$$\int_{0}^{1}v(t-2)^{2}\:\mathrm{d}t=\int_{2}^{3}v(t)^{2}\:\mathrm{d}t$$

Using this, and the generic formula for a parabola with it's vertex at the origin, we have that: $v(t-2)=4t^{2}$, we therefore have that:

$$\int_{2}^{3}(v(t))^{2}\:\mathrm{d}t=\int_{0}^{1}(4t^{2})^{2}\:\mathrm{d}t=\int_{0}^{1}16t^{4}\:\mathrm{d}t=\left[\frac{16t^{5}}{5}\right]_{0}^{1}=\frac{16}{5}$$

I hope this helps you!

EDIT: In order to clarify how I arrived at the equation $v(t-2)=4t^{2}$, we can examine the general equation of a parabola, given by: $$y(x)=a(x-b)^{2}+c$$

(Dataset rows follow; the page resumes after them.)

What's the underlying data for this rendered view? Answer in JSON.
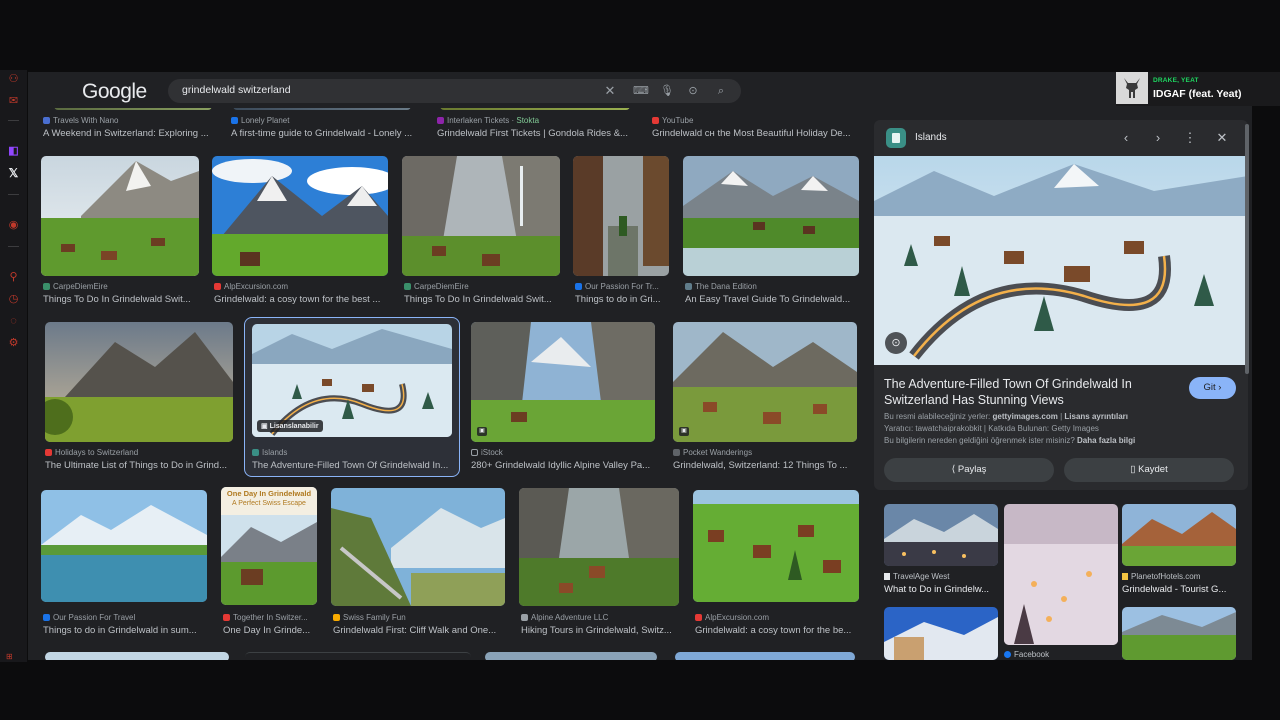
{
  "header": {
    "logo_text": "Google",
    "search_query": "grindelwald switzerland"
  },
  "player": {
    "artist": "DRAKE, YEAT",
    "title": "IDGAF (feat. Yeat)"
  },
  "top_row": [
    {
      "source": "Travels With Nano",
      "title": "A Weekend in Switzerland: Exploring ..."
    },
    {
      "source": "Lonely Planet",
      "title": "A first-time guide to Grindelwald - Lonely ..."
    },
    {
      "source": "Interlaken Tickets",
      "stock": "Stokta",
      "title": "Grindelwald First Tickets | Gondola Rides &..."
    },
    {
      "source": "YouTube",
      "title": "Grindelwald сн the Most Beautiful Holiday De..."
    }
  ],
  "row1": [
    {
      "source": "CarpeDiemEire",
      "title": "Things To Do In Grindelwald Swit..."
    },
    {
      "source": "AlpExcursion.com",
      "title": "Grindelwald: a cosy town for the best ..."
    },
    {
      "source": "CarpeDiemEire",
      "title": "Things To Do In Grindelwald Swit..."
    },
    {
      "source": "Our Passion For Tr...",
      "title": "Things to do in Gri..."
    },
    {
      "source": "The Dana Edition",
      "title": "An Easy Travel Guide To Grindelwald..."
    }
  ],
  "row2": [
    {
      "source": "Holidays to Switzerland",
      "title": "The Ultimate List of Things to Do in Grind..."
    },
    {
      "source": "Islands",
      "title": "The Adventure-Filled Town Of Grindelwald In...",
      "badge": "Lisanslanabilir"
    },
    {
      "source": "iStock",
      "title": "280+ Grindelwald Idyllic Alpine Valley Pa..."
    },
    {
      "source": "Pocket Wanderings",
      "title": "Grindelwald, Switzerland: 12 Things To ..."
    }
  ],
  "row3": [
    {
      "source": "Our Passion For Travel",
      "title": "Things to do in Grindelwald in sum..."
    },
    {
      "source": "Together In Switzer...",
      "title": "One Day In Grinde...",
      "overlay_title": "One Day In Grindelwald",
      "overlay_sub": "A Perfect Swiss Escape"
    },
    {
      "source": "Swiss Family Fun",
      "title": "Grindelwald First: Cliff Walk and One..."
    },
    {
      "source": "Alpine Adventure LLC",
      "title": "Hiking Tours in Grindelwald, Switz..."
    },
    {
      "source": "AlpExcursion.com",
      "title": "Grindelwald: a cosy town for the be..."
    }
  ],
  "panel": {
    "source": "Islands",
    "title": "The Adventure-Filled Town Of Grindelwald In Switzerland Has Stunning Views",
    "visit_label": "Git",
    "avail_prefix": "Bu resmi alabileceğiniz yerler: ",
    "avail_site": "gettyimages.com",
    "avail_sep": " | ",
    "avail_license": "Lisans ayrıntıları",
    "creator_line": "Yaratıcı: tawatchaiprakobkit | Katkıda Bulunan: Getty Images",
    "learn_prefix": "Bu bilgilerin nereden geldiğini öğrenmek ister misiniz? ",
    "learn_more": "Daha fazla bilgi",
    "share_label": "Paylaş",
    "save_label": "Kaydet"
  },
  "related": [
    {
      "source": "TravelAge West",
      "title": "What to Do in Grindelw..."
    },
    {
      "source": "Facebook",
      "title": ""
    },
    {
      "source": "PlanetofHotels.com",
      "title": "Grindelwald - Tourist G..."
    }
  ],
  "colors": {
    "accent": "#8ab4f8",
    "background": "#202124",
    "spotify_green": "#1ed760"
  }
}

Where $a$ is a parameter which modifies the gradient of the parabola and $b$ and $c$ determine the vertex (bottom-/top-most point) of the parabola (at $(x,y)=(b,-c)$), in this case we have that the vertex of $v(t-2)$ is at the point $(0,0)$ (imagine shifting the graph 2 units to the left) and therefore $b=-c=0$ and therefore we have the equation: $$v(t-2)=a(t-2)^{2}$$

Using the fact that when $t-2=1$, $v(t-2)=4$, we get $a=4$.

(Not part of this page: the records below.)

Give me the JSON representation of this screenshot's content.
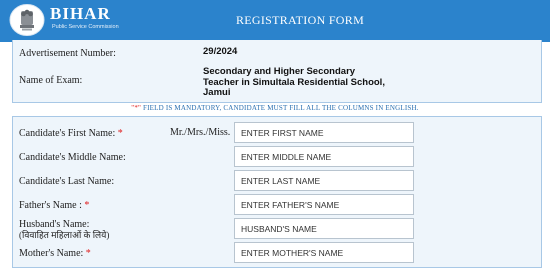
{
  "header": {
    "brand": "BIHAR",
    "brand_sub": "Public Service Commission",
    "title": "REGISTRATION FORM",
    "logo_icon": "bpsc-emblem-icon",
    "colors": {
      "bar": "#2b83cc"
    }
  },
  "advert": {
    "number_label": "Advertisement Number:",
    "number_value": "29/2024",
    "exam_label": "Name of Exam:",
    "exam_line1": "Secondary and Higher Secondary",
    "exam_line2": "Teacher in Simultala Residential School,",
    "exam_line3": "Jamui"
  },
  "notice": {
    "star": "\"*\"",
    "text": " FIELD IS MANDATORY, CANDIDATE MUST FILL ALL THE COLUMNS IN ENGLISH."
  },
  "form": {
    "title_prefix": "Mr./Mrs./Miss.",
    "fields": [
      {
        "label": "Candidate's First Name:",
        "required": "*",
        "placeholder": "ENTER FIRST NAME"
      },
      {
        "label": "Candidate's Middle Name:",
        "required": "",
        "placeholder": "ENTER MIDDLE NAME"
      },
      {
        "label": "Candidate's Last Name:",
        "required": "",
        "placeholder": "ENTER LAST NAME"
      },
      {
        "label": "Father's Name :",
        "required": "*",
        "placeholder": "ENTER FATHER'S NAME"
      },
      {
        "label": "Husband's Name:",
        "label2": "(विवाहित महिलाओं के लिये)",
        "required": "",
        "placeholder": "HUSBAND'S NAME"
      },
      {
        "label": "Mother's Name:",
        "required": "*",
        "placeholder": "ENTER MOTHER'S NAME"
      }
    ]
  }
}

• How did you conclude the first line in your algebra? Is it something related to the maths behind a parabola? – Andy aka May 6 '14 at 16:45
• i think you're asking in v(t-2)=4t^2 ? v(t-2)=4t^2 bothers me now. – nicy12 May 6 '14 at 16:46
• @Andyaka, you can get it through simple intuition by viewing the Riemannian integral $\int_{a}^{b}f(x)\:\mathrm{d}x$ as the area under the curve $f(x)$ in the interval $[a,b]$, does that help? – Thomas Russell May 6 '14 at 16:48
• @nicy12 What do you mean, you don't know how I arrived at: $v(t-2)=4t^2$? – Thomas Russell May 6 '14 at 16:49
• sad to say but yes sir shaktal. – nicy12 May 6 '14 at 16:51